Table 3: Theory of Change illustrating a GSLM strategy
Source: Adapted from Sagher, Ekabiro, Mahe, Peeraer, Schurmans, and Venneman (2016)
These tools produced by the participants of IIEP online course demonstrated the feasibility of applying gender mainstreaming in any educational sector plans.
GPE and UNGEI. 2016. Guidance for developing gender-responsive education sector plans. Washington DC and New York: GPE and UNGEI.
Lenaerts, F.; Braeye, S.; Cnuddle, V.; Say, S. September 2016. Group Project: South East Asia VVOB. Paper presented at the IIEP online course on “Monitoring and Evaluating Gender Equality in Education”.
Sagher, E.D.; Ekabiro, A.; Mahe, A.M.; Peeraer, J.; Schurmans, A.; Venneman, M. September 2016. Rwanda: Improving gender equality in education. Paper presented at the IIEP online course on “Monitoring and Evaluating Gender Equality in Education”.
Skeie, A.; Anudu, I.; Parrot, L. September 2016. Multi-Country 3: Uganda group project. Paper presented at the IIEP online course on “Monitoring and Evaluating Gender Equality in Education”.
GPE and UNESCO-IIEP. 2015. Guidelines for education sector plan preparation. Washington DC and Paris: GPE and UNESCO-IIEP.
UNESCO-IIEP. 2012. Educational planning for conflict and disaster risk reduction. Paris: UNESCO-IIEP.
UNESCO-IIEP. 2016. IIEP online course on “Monitoring and Evaluating Gender Equality in Education”: Instructional presentations.

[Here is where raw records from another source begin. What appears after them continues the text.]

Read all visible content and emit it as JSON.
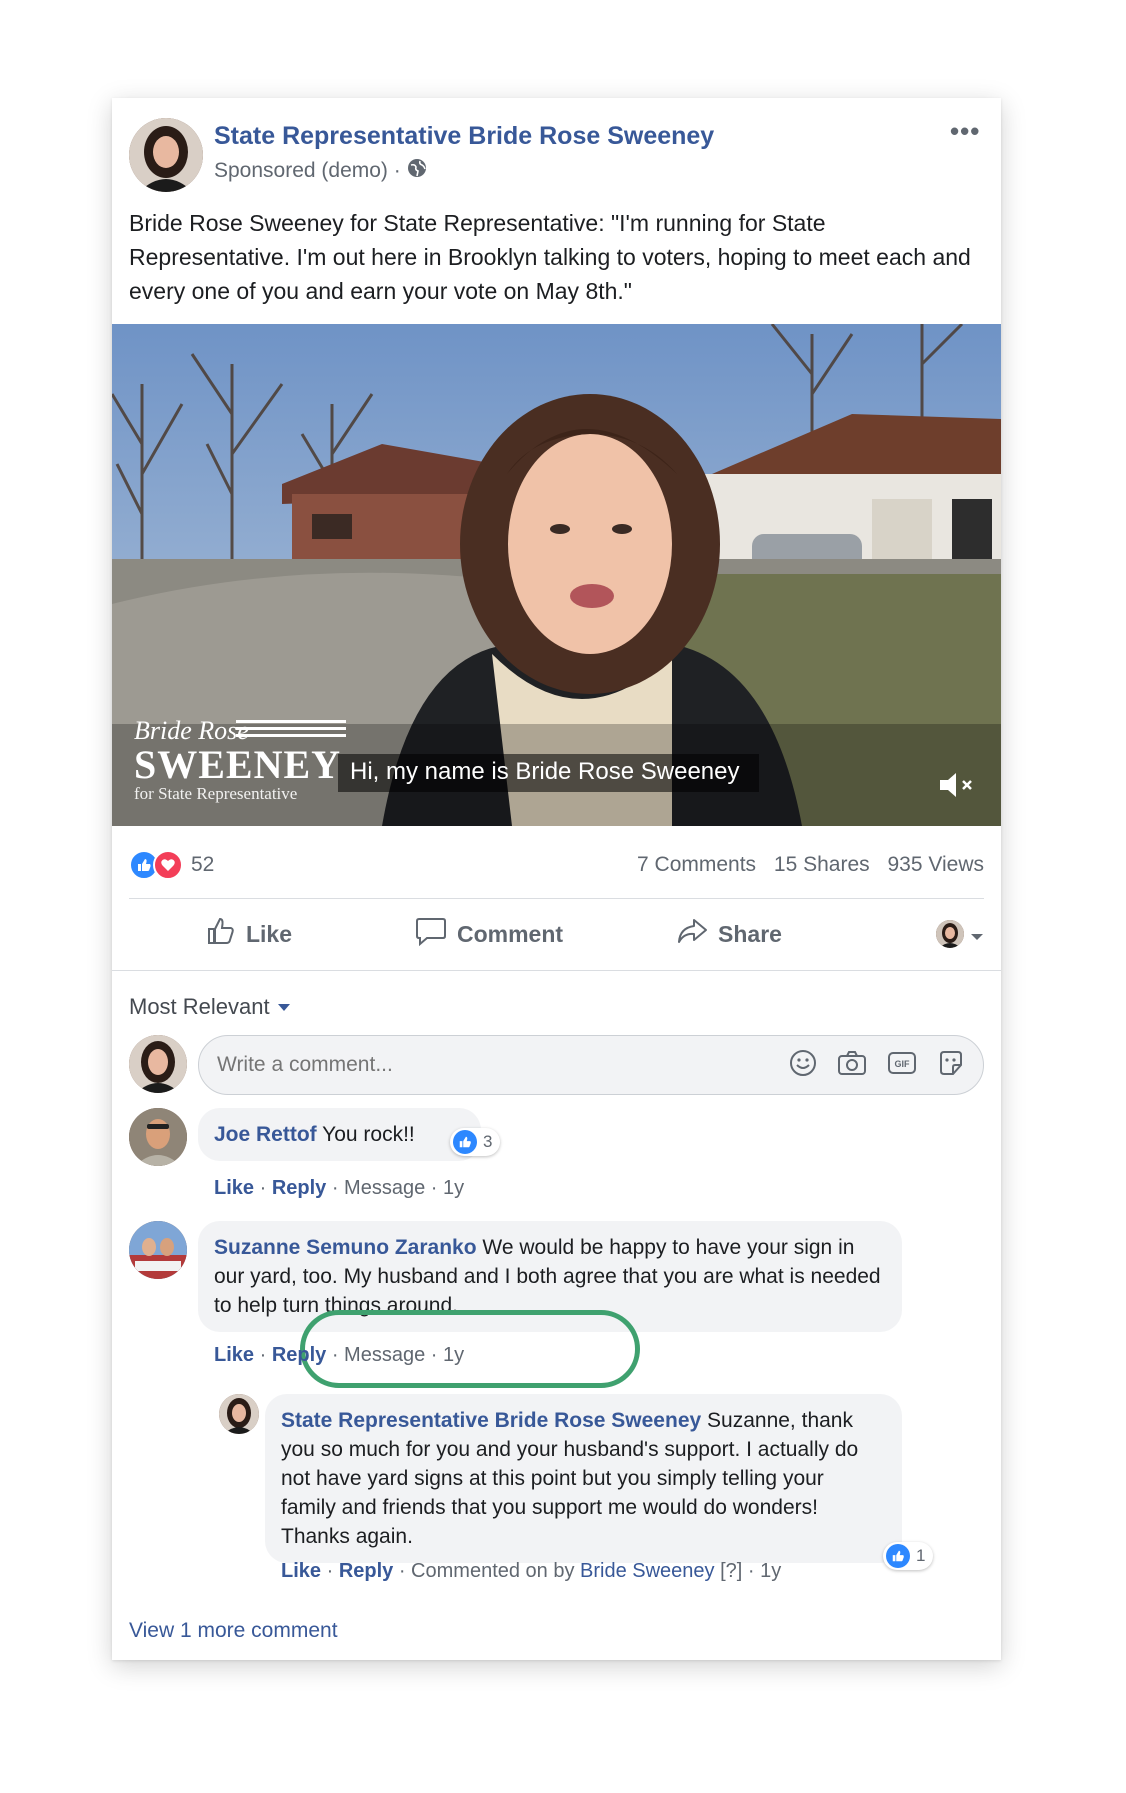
{
  "post": {
    "page_name": "State Representative Bride Rose Sweeney",
    "sponsored_label": "Sponsored (demo) ·",
    "text": "Bride Rose Sweeney for State Representative: \"I'm running for State Representative. I'm out here in Brooklyn talking to voters, hoping to meet each and every one of you and earn your vote on May 8th.\""
  },
  "video": {
    "logo_script": "Bride Rose",
    "logo_name": "SWEENEY",
    "logo_sub": "for State Representative",
    "caption": "Hi, my name is Bride Rose Sweeney"
  },
  "stats": {
    "reaction_count": "52",
    "comments": "7 Comments",
    "shares": "15 Shares",
    "views": "935 Views"
  },
  "actions": {
    "like": "Like",
    "comment": "Comment",
    "share": "Share"
  },
  "sort_label": "Most Relevant",
  "composer": {
    "placeholder": "Write a comment..."
  },
  "comments": [
    {
      "author": "Joe Rettof",
      "text": "You rock!!",
      "likes": "3",
      "like_label": "Like",
      "reply_label": "Reply",
      "meta": " · Message · 1y"
    },
    {
      "author": "Suzanne Semuno Zaranko",
      "text": "We would be happy to have your sign in our yard, too. My husband and I both agree that you are what is needed to help turn things around.",
      "like_label": "Like",
      "reply_label": "Reply",
      "meta": " · Message · 1y"
    }
  ],
  "reply": {
    "author": "State Representative Bride Rose Sweeney",
    "text": "Suzanne, thank you so much for you and your husband's support. I actually do not have yard signs at this point but you simply telling your family and friends that you support me would do wonders! Thanks again.",
    "likes": "1",
    "like_label": "Like",
    "reply_label": "Reply",
    "commented_by": " · Commented on by ",
    "commented_by_name": "Bride Sweeney",
    "meta_tail": " [?] · 1y"
  },
  "view_more": "View 1 more comment",
  "colors": {
    "link_blue": "#385898",
    "like_blue": "#2d88ff",
    "love_red": "#f33e58",
    "highlight_green": "#3fa16f"
  }
}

Paris: UNESCO-IIEP.
UNESCO-IIEP. 2016. IIEP online course on “Monitoring and Evaluating Gender Equality in Education”: Guidelines for the preparation of the Group Project “Improving gender Equality in education”. Paris: UNESCO-IIEP.
Contributed by : Laura Paviot Mioko Saito